• HOW TO COMPLETE THIS TASK:
Repeat each record exactly, skipping the pictures.

▬▬▬▬▬▬▬▬▬▬

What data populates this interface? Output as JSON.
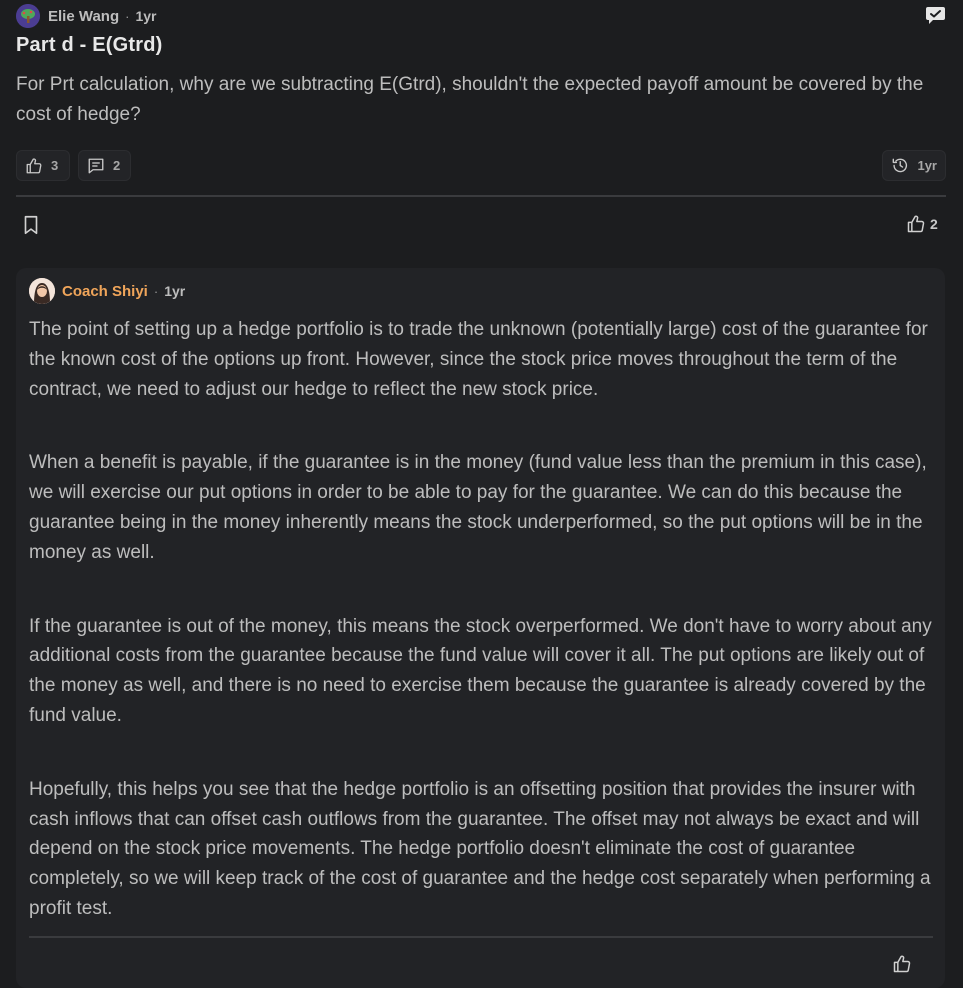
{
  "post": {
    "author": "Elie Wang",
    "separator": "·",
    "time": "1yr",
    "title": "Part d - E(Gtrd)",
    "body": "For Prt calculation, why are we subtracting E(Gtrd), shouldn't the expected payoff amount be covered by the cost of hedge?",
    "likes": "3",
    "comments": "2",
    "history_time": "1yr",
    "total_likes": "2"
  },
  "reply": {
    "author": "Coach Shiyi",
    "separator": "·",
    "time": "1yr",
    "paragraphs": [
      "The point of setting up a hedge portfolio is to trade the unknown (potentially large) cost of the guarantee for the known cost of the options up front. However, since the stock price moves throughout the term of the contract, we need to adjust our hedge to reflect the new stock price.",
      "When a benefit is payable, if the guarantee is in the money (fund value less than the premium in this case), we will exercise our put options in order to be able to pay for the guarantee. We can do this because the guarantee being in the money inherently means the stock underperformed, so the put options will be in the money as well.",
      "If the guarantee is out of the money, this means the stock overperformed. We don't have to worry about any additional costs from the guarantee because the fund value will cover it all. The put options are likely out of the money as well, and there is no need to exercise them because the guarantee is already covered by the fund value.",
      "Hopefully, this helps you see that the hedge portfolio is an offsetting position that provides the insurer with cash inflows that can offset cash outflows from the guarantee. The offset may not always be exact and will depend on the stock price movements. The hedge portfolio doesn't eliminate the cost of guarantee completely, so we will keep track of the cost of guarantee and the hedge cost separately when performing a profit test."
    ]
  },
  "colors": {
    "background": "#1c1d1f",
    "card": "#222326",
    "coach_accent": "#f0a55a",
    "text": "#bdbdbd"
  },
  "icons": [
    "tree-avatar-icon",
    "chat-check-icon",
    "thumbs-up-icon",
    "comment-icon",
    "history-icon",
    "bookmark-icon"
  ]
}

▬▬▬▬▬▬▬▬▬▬

• SOLUTION TO THIS TASK:
What data populates this interface? Output as JSON.
{
  "post": {
    "author": "Elie Wang",
    "separator": "·",
    "time": "1yr",
    "title": "Part d - E(Gtrd)",
    "body": "For Prt calculation, why are we subtracting E(Gtrd), shouldn't the expected payoff amount be covered by the cost of hedge?",
    "likes": "3",
    "comments": "2",
    "history_time": "1yr",
    "total_likes": "2"
  },
  "reply": {
    "author": "Coach Shiyi",
    "separator": "·",
    "time": "1yr",
    "paragraphs": [
      "The point of setting up a hedge portfolio is to trade the unknown (potentially large) cost of the guarantee for the known cost of the options up front. However, since the stock price moves throughout the term of the contract, we need to adjust our hedge to reflect the new stock price.",
      "When a benefit is payable, if the guarantee is in the money (fund value less than the premium in this case), we will exercise our put options in order to be able to pay for the guarantee. We can do this because the guarantee being in the money inherently means the stock underperformed, so the put options will be in the money as well.",
      "If the guarantee is out of the money, this means the stock overperformed. We don't have to worry about any additional costs from the guarantee because the fund value will cover it all. The put options are likely out of the money as well, and there is no need to exercise them because the guarantee is already covered by the fund value.",
      "Hopefully, this helps you see that the hedge portfolio is an offsetting position that provides the insurer with cash inflows that can offset cash outflows from the guarantee. The offset may not always be exact and will depend on the stock price movements. The hedge portfolio doesn't eliminate the cost of guarantee completely, so we will keep track of the cost of guarantee and the hedge cost separately when performing a profit test."
    ]
  },
  "colors": {
    "background": "#1c1d1f",
    "card": "#222326",
    "coach_accent": "#f0a55a",
    "text": "#bdbdbd"
  },
  "icons": [
    "tree-avatar-icon",
    "chat-check-icon",
    "thumbs-up-icon",
    "comment-icon",
    "history-icon",
    "bookmark-icon"
  ]
}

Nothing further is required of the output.